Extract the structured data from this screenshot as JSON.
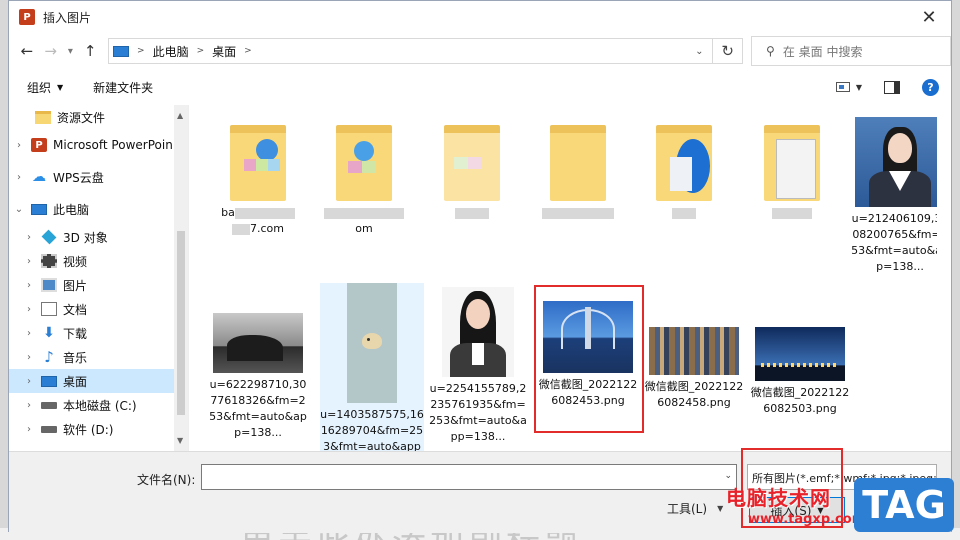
{
  "dialog": {
    "title": "插入图片"
  },
  "nav": {
    "path": [
      "此电脑",
      "桌面"
    ],
    "search_placeholder": "在 桌面 中搜索"
  },
  "toolbar": {
    "organize": "组织",
    "new_folder": "新建文件夹",
    "help": "?"
  },
  "sidebar": {
    "items": [
      {
        "label": "资源文件",
        "icon": "folder-icon"
      },
      {
        "label": "Microsoft PowerPoin",
        "icon": "powerpoint-icon"
      },
      {
        "label": "WPS云盘",
        "icon": "cloud-icon"
      },
      {
        "label": "此电脑",
        "icon": "computer-icon"
      },
      {
        "label": "3D 对象",
        "icon": "cube-icon"
      },
      {
        "label": "视频",
        "icon": "video-icon"
      },
      {
        "label": "图片",
        "icon": "picture-icon"
      },
      {
        "label": "文档",
        "icon": "document-icon"
      },
      {
        "label": "下载",
        "icon": "download-icon"
      },
      {
        "label": "音乐",
        "icon": "music-icon"
      },
      {
        "label": "桌面",
        "icon": "desktop-icon"
      },
      {
        "label": "本地磁盘 (C:)",
        "icon": "disk-icon"
      },
      {
        "label": "软件 (D:)",
        "icon": "disk-icon"
      }
    ]
  },
  "files": {
    "folder1_a": "ba",
    "folder1_b": "7.com",
    "folder2_b": "om",
    "img1": "u=212406109,3008200765&fm=253&fmt=auto&app=138...",
    "img2": "u=622298710,3077618326&fm=253&fmt=auto&app=138...",
    "img3": "u=1403587575,1616289704&fm=253&fmt=auto&app=120...",
    "img4": "u=2254155789,2235761935&fm=253&fmt=auto&app=138...",
    "img5": "微信截图_20221226082453.png",
    "img6": "微信截图_20221226082458.png",
    "img7": "微信截图_20221226082503.png"
  },
  "bottom": {
    "filename_label": "文件名(N):",
    "filename_value": "",
    "filetype": "所有图片(*.emf;*.wmf;*.jpg;*.jpeg;*.png)",
    "tools": "工具(L)",
    "insert": "插入(S)",
    "cancel": "取消"
  },
  "background": {
    "doc_text": "单击此处添加副标题"
  },
  "watermark": {
    "site_name": "电脑技术网",
    "url": "www.tagxp.com",
    "tag": "TAG"
  }
}
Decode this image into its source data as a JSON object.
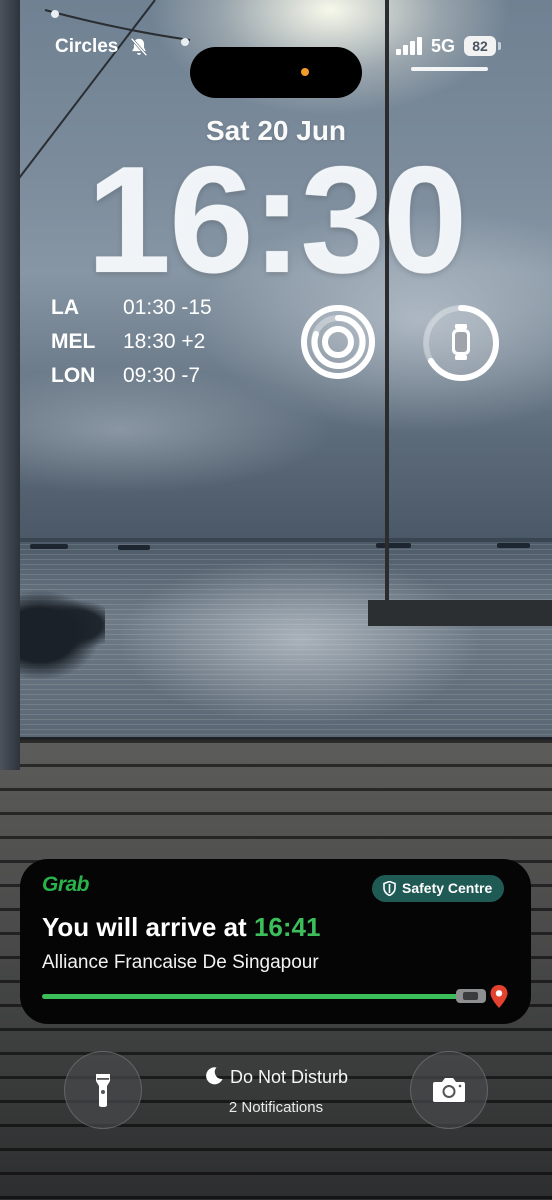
{
  "status_bar": {
    "carrier": "Circles",
    "silent_icon": "bell-slash-icon",
    "network": "5G",
    "battery": "82",
    "privacy_indicator_color": "#f39c29"
  },
  "lock_screen": {
    "date": "Sat 20 Jun",
    "time": "16:30"
  },
  "world_clock": [
    {
      "city": "LA",
      "time": "01:30 -15"
    },
    {
      "city": "MEL",
      "time": "18:30 +2"
    },
    {
      "city": "LON",
      "time": "09:30 -7"
    }
  ],
  "widgets": {
    "activity_icon": "activity-rings-icon",
    "watch_icon": "watch-battery-icon"
  },
  "live_activity": {
    "app": "Grab",
    "safety_label": "Safety Centre",
    "arrive_prefix": "You will arrive at ",
    "eta": "16:41",
    "destination": "Alliance Francaise De Singapour",
    "progress": 0.97,
    "brand_color": "#2ab24b"
  },
  "bottom": {
    "flashlight_icon": "flashlight-icon",
    "focus_label": "Do Not Disturb",
    "notifications": "2 Notifications",
    "camera_icon": "camera-icon"
  }
}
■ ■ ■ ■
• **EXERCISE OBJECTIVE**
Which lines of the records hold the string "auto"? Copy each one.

• **FINISHED TASK**
    "img1": "u=212406109,3008200765&fm=253&fmt=auto&app=138...",
    "img2": "u=622298710,3077618326&fm=253&fmt=auto&app=138...",
    "img3": "u=1403587575,1616289704&fm=253&fmt=auto&app=120...",
    "img4": "u=2254155789,2235761935&fm=253&fmt=auto&app=138...",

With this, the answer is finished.